Besides the dominant minerals sector, agriculture is also an important segment of the economy. About 15% of the country’s population is employed in the agricultural sector. The Vale of Chile, which has the highest population density as well as great agricultural and industrial output, is the nation’s agricultural hub. The area’s vineyards are the primary suppliers to Chile’s flourishing wine industry. Chilean wines are global brands, well-recognized in major markets such as the U.S. Besides grapes, apples, pears and peaches, the country also produces beans, onions, garlic, oats, wheat, corn and asparagus in the region.
Short on energy, long on goals
Historically, Chile’s economy and global copper prices have moved in lockstep. For instance, between 2003 and 2007, Chile recorded strong annual GDP growth on the back of high copper prices. Conversely, when copper prices halved at the peak of the global financial crisis in late 2008, Chile saw a dramatic fall in its exports as well as GDP. Despite its success in alleviating poverty to a large extent, Chile still has a long way to go in enhancing per capita incomes. Chile’s per capita income pales in significance when compared to higher-income countries in the OECD club. Chile’s energy deficit is huge as it does not have much oil and natural gas, while its hydro-electric projects are hampered by severe droughts. To make up for the shortfall, the government has launched an ambitious program to harness non-conventional renewable sources such as geothermal energy from the numerous natural geysers and steam fields located in the northern part of the country.

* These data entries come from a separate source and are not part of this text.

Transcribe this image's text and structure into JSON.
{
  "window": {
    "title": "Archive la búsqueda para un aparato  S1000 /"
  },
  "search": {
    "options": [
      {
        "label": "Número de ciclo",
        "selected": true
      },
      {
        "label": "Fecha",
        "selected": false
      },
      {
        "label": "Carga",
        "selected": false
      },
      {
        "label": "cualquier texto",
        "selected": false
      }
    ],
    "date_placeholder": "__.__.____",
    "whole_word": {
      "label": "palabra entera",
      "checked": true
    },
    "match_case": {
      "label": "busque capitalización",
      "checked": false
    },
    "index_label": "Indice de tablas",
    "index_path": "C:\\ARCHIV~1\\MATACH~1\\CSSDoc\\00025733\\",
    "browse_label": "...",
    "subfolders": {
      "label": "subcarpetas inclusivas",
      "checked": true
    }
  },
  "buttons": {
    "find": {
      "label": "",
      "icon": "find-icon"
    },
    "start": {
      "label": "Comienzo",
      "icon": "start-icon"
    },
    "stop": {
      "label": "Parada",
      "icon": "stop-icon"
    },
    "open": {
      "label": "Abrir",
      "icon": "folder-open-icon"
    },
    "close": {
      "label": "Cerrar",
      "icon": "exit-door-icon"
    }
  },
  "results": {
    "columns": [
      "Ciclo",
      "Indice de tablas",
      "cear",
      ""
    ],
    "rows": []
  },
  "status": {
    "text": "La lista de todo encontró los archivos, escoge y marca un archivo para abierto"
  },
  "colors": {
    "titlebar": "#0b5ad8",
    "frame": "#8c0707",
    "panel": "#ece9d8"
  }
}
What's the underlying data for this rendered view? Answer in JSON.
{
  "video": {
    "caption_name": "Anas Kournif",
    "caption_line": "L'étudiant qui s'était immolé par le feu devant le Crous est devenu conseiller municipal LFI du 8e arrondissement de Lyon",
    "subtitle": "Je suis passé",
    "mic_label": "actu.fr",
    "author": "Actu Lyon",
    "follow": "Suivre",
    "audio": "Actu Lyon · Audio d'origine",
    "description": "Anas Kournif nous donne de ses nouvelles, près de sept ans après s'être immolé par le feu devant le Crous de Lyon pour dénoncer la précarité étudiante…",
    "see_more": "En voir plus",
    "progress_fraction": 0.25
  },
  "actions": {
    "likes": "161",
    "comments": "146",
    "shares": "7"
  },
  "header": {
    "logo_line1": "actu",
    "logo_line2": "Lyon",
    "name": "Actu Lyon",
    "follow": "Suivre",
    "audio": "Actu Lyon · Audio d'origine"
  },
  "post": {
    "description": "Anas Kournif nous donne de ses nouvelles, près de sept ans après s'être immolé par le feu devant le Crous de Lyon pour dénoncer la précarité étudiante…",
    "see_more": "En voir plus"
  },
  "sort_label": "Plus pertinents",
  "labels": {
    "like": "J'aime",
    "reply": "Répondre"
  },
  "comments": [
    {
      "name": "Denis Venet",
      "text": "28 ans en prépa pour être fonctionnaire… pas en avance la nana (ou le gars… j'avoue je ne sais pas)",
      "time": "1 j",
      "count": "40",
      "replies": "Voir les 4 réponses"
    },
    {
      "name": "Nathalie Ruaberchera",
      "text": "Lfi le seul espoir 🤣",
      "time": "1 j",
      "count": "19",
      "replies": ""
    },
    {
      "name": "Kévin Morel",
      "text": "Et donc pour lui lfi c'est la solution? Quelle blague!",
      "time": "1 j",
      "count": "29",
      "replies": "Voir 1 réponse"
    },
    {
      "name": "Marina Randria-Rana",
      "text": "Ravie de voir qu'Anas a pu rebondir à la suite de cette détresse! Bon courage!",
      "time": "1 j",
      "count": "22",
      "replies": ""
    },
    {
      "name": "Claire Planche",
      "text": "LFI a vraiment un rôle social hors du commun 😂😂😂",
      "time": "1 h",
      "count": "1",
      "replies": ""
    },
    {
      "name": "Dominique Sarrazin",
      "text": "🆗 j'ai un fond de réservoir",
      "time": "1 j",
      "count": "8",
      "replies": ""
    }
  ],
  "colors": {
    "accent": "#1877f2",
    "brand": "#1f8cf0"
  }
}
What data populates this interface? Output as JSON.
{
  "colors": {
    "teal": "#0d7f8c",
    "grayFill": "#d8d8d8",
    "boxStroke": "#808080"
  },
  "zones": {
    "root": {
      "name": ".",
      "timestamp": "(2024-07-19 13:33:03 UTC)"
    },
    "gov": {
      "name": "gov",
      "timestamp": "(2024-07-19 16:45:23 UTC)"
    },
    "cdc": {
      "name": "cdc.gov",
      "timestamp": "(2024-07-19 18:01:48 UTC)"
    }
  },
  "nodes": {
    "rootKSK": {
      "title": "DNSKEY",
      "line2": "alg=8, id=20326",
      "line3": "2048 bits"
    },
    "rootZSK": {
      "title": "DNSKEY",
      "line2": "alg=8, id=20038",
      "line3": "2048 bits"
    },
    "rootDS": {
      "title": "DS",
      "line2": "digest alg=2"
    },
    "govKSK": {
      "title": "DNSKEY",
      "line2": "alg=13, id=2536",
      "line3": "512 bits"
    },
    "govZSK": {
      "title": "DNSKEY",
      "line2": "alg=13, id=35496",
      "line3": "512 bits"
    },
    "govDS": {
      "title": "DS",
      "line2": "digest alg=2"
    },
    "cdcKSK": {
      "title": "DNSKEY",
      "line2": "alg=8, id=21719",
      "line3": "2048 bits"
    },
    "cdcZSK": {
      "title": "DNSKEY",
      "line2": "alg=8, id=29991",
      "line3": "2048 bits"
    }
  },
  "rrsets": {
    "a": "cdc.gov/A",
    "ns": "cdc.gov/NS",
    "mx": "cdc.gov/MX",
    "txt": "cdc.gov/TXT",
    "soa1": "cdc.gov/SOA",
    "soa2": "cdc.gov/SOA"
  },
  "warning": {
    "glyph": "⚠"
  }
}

With the exception of the seventeen-year military rule under General Augusto Pinochet, Chile has continued to elect democratic governments over the years. Sound economic policies followed by successive governments since the 80s ensured steady economic growth, thus securing Chile a prominent position among the world’s emerging economies. Most of all, the strength of Chile’s institutions endear it to the global investor community. To sum up, Chile’s economic fortunes are likely to continue to depend largely on its status as a South American commodity power house in the years to come.